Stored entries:
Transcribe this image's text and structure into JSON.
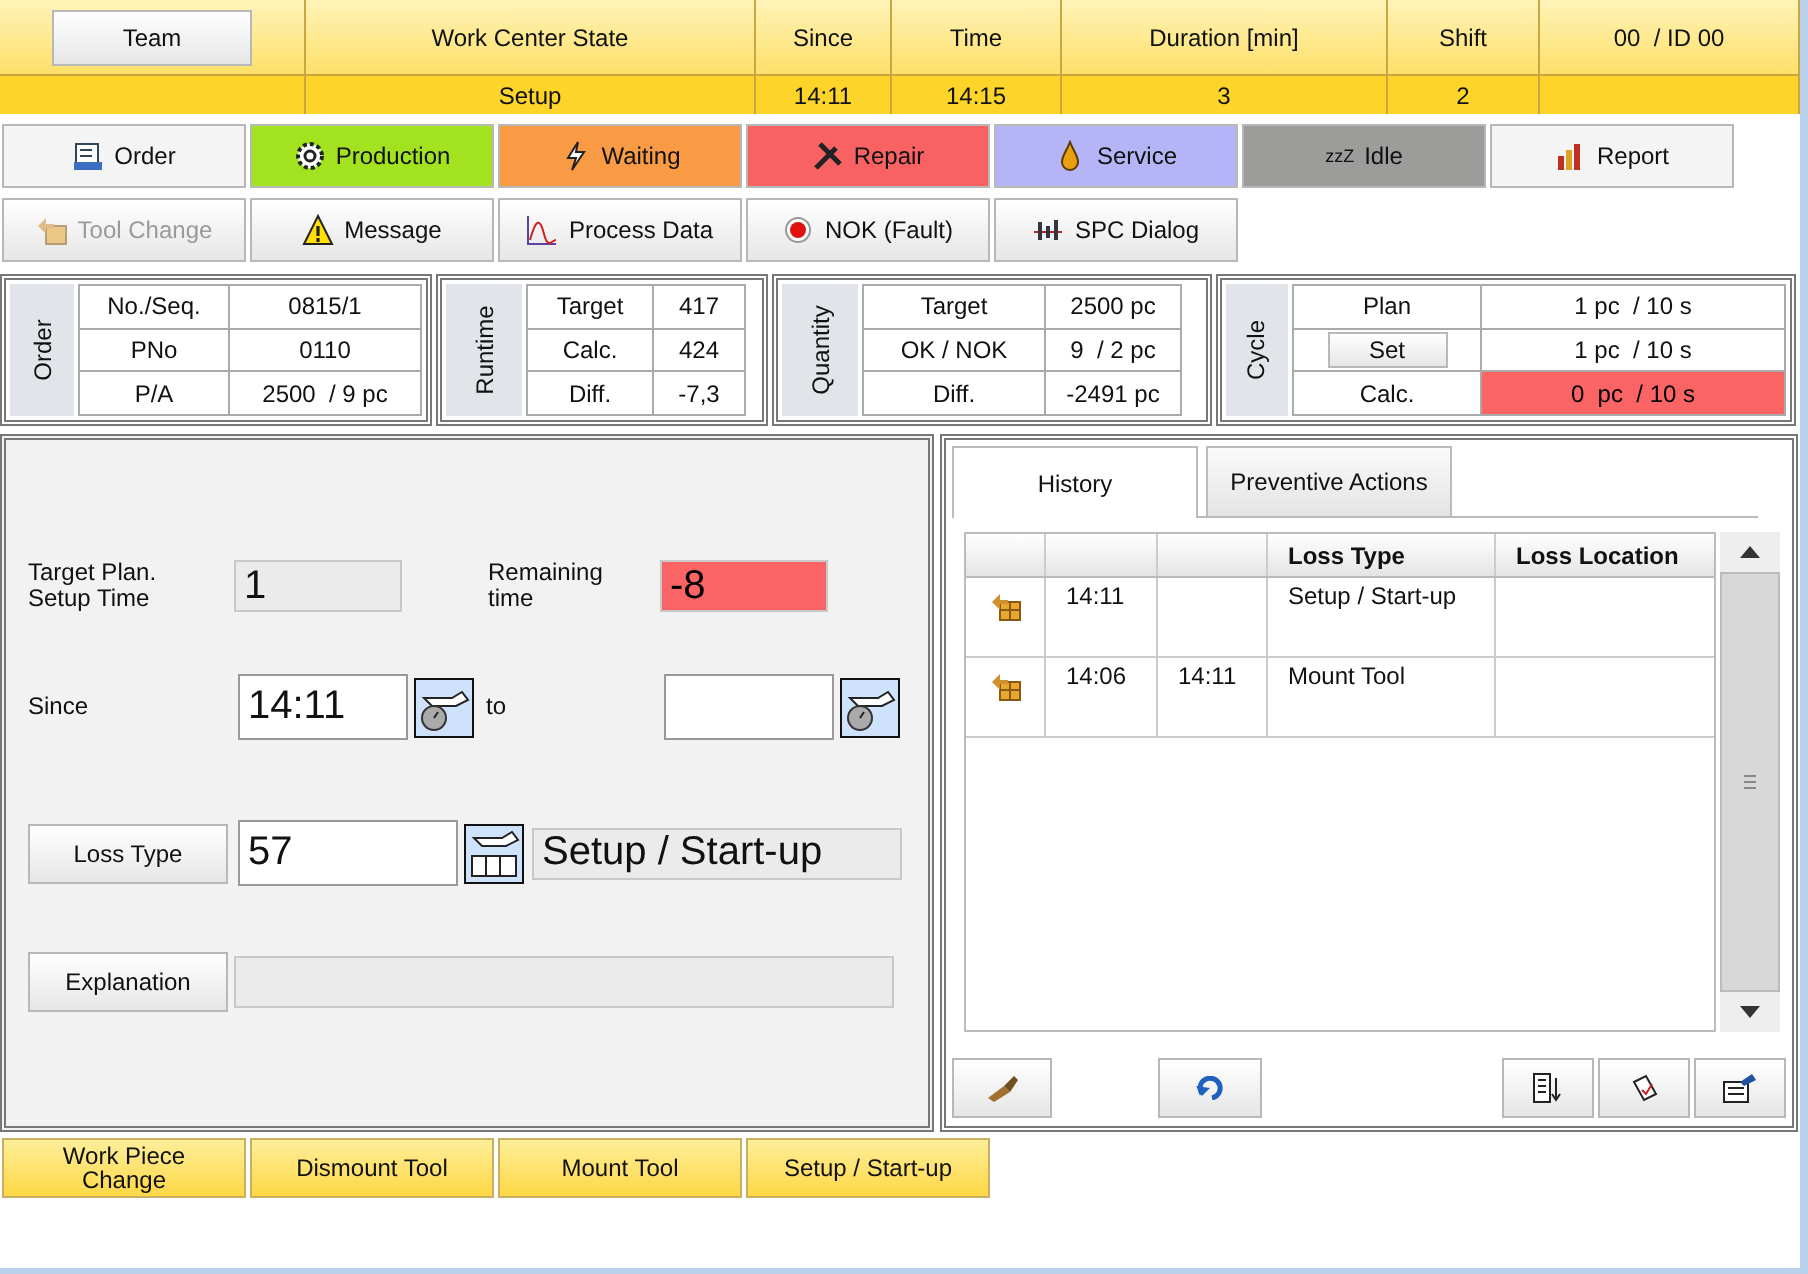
{
  "header": {
    "team_button": "Team",
    "columns": [
      {
        "label": "Work Center State",
        "value": "Setup"
      },
      {
        "label": "Since",
        "value": "14:11"
      },
      {
        "label": "Time",
        "value": "14:15"
      },
      {
        "label": "Duration [min]",
        "value": "3"
      },
      {
        "label": "Shift",
        "value": "2"
      },
      {
        "label": "00  / ID 00"
      }
    ]
  },
  "state_buttons": [
    {
      "label": "Order",
      "color": "#f4f4f4"
    },
    {
      "label": "Production",
      "color": "#a2e21e"
    },
    {
      "label": "Waiting",
      "color": "#f99a44"
    },
    {
      "label": "Repair",
      "color": "#f86262"
    },
    {
      "label": "Service",
      "color": "#b4b4f6"
    },
    {
      "label": "Idle",
      "glyph": "zzZ",
      "color": "#9c9c9a"
    },
    {
      "label": "Report",
      "color": "#f4f4f4"
    }
  ],
  "function_buttons": [
    {
      "label": "Tool Change",
      "disabled": true
    },
    {
      "label": "Message",
      "disabled": false
    },
    {
      "label": "Process Data",
      "disabled": false
    },
    {
      "label": "NOK (Fault)",
      "disabled": false
    },
    {
      "label": "SPC Dialog",
      "disabled": false
    }
  ],
  "info_sections": [
    {
      "title": "Order",
      "rows": [
        {
          "kind": "text",
          "label": "No./Seq.",
          "value": "0815/1",
          "alert": false
        },
        {
          "kind": "text",
          "label": "PNo",
          "value": "0110",
          "alert": false
        },
        {
          "kind": "text",
          "label": "P/A",
          "value": "2500  / 9 pc",
          "alert": false
        }
      ]
    },
    {
      "title": "Runtime",
      "rows": [
        {
          "kind": "text",
          "label": "Target",
          "value": "417",
          "alert": false
        },
        {
          "kind": "text",
          "label": "Calc.",
          "value": "424",
          "alert": false
        },
        {
          "kind": "text",
          "label": "Diff.",
          "value": "-7,3",
          "alert": false
        }
      ]
    },
    {
      "title": "Quantity",
      "rows": [
        {
          "kind": "text",
          "label": "Target",
          "value": "2500 pc",
          "alert": false
        },
        {
          "kind": "text",
          "label": "OK / NOK",
          "value": "9  / 2 pc",
          "alert": false
        },
        {
          "kind": "text",
          "label": "Diff.",
          "value": "-2491 pc",
          "alert": false
        }
      ]
    },
    {
      "title": "Cycle",
      "rows": [
        {
          "kind": "text",
          "label": "Plan",
          "value": "1 pc  / 10 s",
          "alert": false
        },
        {
          "kind": "button",
          "label": "Set",
          "value": "1 pc  / 10 s",
          "alert": false
        },
        {
          "kind": "text",
          "label": "Calc.",
          "value": "0  pc  / 10 s",
          "alert": true
        }
      ]
    }
  ],
  "setup_form": {
    "target_label": "Target Plan.\nSetup Time",
    "target_value": "1",
    "remaining_label": "Remaining\ntime",
    "remaining_value": "-8",
    "remaining_alert": true,
    "since_label": "Since",
    "since_value": "14:11",
    "to_label": "to",
    "loss_type_button": "Loss Type",
    "loss_type_code": "57",
    "loss_type_name": "Setup / Start-up",
    "explanation_button": "Explanation"
  },
  "history": {
    "tabs": [
      {
        "label": "History",
        "selected": true
      },
      {
        "label": "Preventive Actions",
        "selected": false
      }
    ],
    "columns": [
      "Loss Type",
      "Loss Location"
    ],
    "rows": [
      {
        "start": "14:11",
        "loss_type": "Setup / Start-up"
      },
      {
        "start": "14:06",
        "end": "14:11",
        "loss_type": "Mount Tool"
      }
    ]
  },
  "actions": [
    "Work Piece\nChange",
    "Dismount Tool",
    "Mount Tool",
    "Setup / Start-up"
  ]
}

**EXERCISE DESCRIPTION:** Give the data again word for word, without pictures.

**ANSWER SECTION:**
Transcribe this image's text and structure into JSON.
{
  "header": {
    "team_button": "Team",
    "columns": [
      {
        "label": "Work Center State",
        "value": "Setup"
      },
      {
        "label": "Since",
        "value": "14:11"
      },
      {
        "label": "Time",
        "value": "14:15"
      },
      {
        "label": "Duration [min]",
        "value": "3"
      },
      {
        "label": "Shift",
        "value": "2"
      },
      {
        "label": "00  / ID 00"
      }
    ]
  },
  "state_buttons": [
    {
      "label": "Order",
      "color": "#f4f4f4"
    },
    {
      "label": "Production",
      "color": "#a2e21e"
    },
    {
      "label": "Waiting",
      "color": "#f99a44"
    },
    {
      "label": "Repair",
      "color": "#f86262"
    },
    {
      "label": "Service",
      "color": "#b4b4f6"
    },
    {
      "label": "Idle",
      "glyph": "zzZ",
      "color": "#9c9c9a"
    },
    {
      "label": "Report",
      "color": "#f4f4f4"
    }
  ],
  "function_buttons": [
    {
      "label": "Tool Change",
      "disabled": true
    },
    {
      "label": "Message",
      "disabled": false
    },
    {
      "label": "Process Data",
      "disabled": false
    },
    {
      "label": "NOK (Fault)",
      "disabled": false
    },
    {
      "label": "SPC Dialog",
      "disabled": false
    }
  ],
  "info_sections": [
    {
      "title": "Order",
      "rows": [
        {
          "kind": "text",
          "label": "No./Seq.",
          "value": "0815/1",
          "alert": false
        },
        {
          "kind": "text",
          "label": "PNo",
          "value": "0110",
          "alert": false
        },
        {
          "kind": "text",
          "label": "P/A",
          "value": "2500  / 9 pc",
          "alert": false
        }
      ]
    },
    {
      "title": "Runtime",
      "rows": [
        {
          "kind": "text",
          "label": "Target",
          "value": "417",
          "alert": false
        },
        {
          "kind": "text",
          "label": "Calc.",
          "value": "424",
          "alert": false
        },
        {
          "kind": "text",
          "label": "Diff.",
          "value": "-7,3",
          "alert": false
        }
      ]
    },
    {
      "title": "Quantity",
      "rows": [
        {
          "kind": "text",
          "label": "Target",
          "value": "2500 pc",
          "alert": false
        },
        {
          "kind": "text",
          "label": "OK / NOK",
          "value": "9  / 2 pc",
          "alert": false
        },
        {
          "kind": "text",
          "label": "Diff.",
          "value": "-2491 pc",
          "alert": false
        }
      ]
    },
    {
      "title": "Cycle",
      "rows": [
        {
          "kind": "text",
          "label": "Plan",
          "value": "1 pc  / 10 s",
          "alert": false
        },
        {
          "kind": "button",
          "label": "Set",
          "value": "1 pc  / 10 s",
          "alert": false
        },
        {
          "kind": "text",
          "label": "Calc.",
          "value": "0  pc  / 10 s",
          "alert": true
        }
      ]
    }
  ],
  "setup_form": {
    "target_label": "Target Plan.\nSetup Time",
    "target_value": "1",
    "remaining_label": "Remaining\ntime",
    "remaining_value": "-8",
    "remaining_alert": true,
    "since_label": "Since",
    "since_value": "14:11",
    "to_label": "to",
    "loss_type_button": "Loss Type",
    "loss_type_code": "57",
    "loss_type_name": "Setup / Start-up",
    "explanation_button": "Explanation"
  },
  "history": {
    "tabs": [
      {
        "label": "History",
        "selected": true
      },
      {
        "label": "Preventive Actions",
        "selected": false
      }
    ],
    "columns": [
      "Loss Type",
      "Loss Location"
    ],
    "rows": [
      {
        "start": "14:11",
        "loss_type": "Setup / Start-up"
      },
      {
        "start": "14:06",
        "end": "14:11",
        "loss_type": "Mount Tool"
      }
    ]
  },
  "actions": [
    "Work Piece\nChange",
    "Dismount Tool",
    "Mount Tool",
    "Setup / Start-up"
  ]
}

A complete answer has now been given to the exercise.